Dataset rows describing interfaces
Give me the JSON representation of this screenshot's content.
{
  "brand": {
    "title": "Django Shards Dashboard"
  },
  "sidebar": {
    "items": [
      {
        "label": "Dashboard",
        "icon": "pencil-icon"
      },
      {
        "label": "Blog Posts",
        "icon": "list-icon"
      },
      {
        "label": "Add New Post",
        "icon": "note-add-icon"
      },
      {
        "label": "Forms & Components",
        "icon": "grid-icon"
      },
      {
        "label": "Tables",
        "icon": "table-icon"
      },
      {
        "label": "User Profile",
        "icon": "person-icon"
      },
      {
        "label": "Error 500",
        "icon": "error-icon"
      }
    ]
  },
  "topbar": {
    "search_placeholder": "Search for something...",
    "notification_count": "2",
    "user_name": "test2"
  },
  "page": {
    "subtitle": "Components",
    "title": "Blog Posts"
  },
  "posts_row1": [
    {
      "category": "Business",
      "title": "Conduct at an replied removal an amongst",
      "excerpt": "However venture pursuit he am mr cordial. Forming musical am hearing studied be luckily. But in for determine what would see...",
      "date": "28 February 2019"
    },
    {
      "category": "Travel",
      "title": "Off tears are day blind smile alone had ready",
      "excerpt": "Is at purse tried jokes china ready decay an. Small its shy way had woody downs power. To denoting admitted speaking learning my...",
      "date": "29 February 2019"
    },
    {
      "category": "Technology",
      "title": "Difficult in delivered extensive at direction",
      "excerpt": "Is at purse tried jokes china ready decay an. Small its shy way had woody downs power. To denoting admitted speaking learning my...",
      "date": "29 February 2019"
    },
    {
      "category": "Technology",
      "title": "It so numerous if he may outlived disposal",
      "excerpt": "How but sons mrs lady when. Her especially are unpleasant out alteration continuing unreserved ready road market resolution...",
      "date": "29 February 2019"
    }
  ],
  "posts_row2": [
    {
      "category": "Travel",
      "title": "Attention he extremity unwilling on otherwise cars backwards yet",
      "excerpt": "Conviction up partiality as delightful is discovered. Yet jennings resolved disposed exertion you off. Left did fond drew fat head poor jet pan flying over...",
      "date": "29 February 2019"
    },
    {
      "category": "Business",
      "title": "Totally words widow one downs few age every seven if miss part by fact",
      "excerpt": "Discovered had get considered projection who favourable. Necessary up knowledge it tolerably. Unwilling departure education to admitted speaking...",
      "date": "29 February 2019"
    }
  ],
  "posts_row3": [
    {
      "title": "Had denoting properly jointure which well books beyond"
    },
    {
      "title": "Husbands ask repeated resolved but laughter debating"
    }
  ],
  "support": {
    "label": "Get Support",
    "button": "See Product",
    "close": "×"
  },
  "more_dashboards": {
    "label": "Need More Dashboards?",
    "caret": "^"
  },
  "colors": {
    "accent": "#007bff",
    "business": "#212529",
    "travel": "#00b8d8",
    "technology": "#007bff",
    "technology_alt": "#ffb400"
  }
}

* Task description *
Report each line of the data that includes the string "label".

* Expected answer *
        "label": "Dashboard",
        "label": "Blog Posts",
        "label": "Add New Post",
        "label": "Forms & Components",
        "label": "Tables",
        "label": "User Profile",
        "label": "Error 500",
    "label": "Get Support",
    "label": "Need More Dashboards?",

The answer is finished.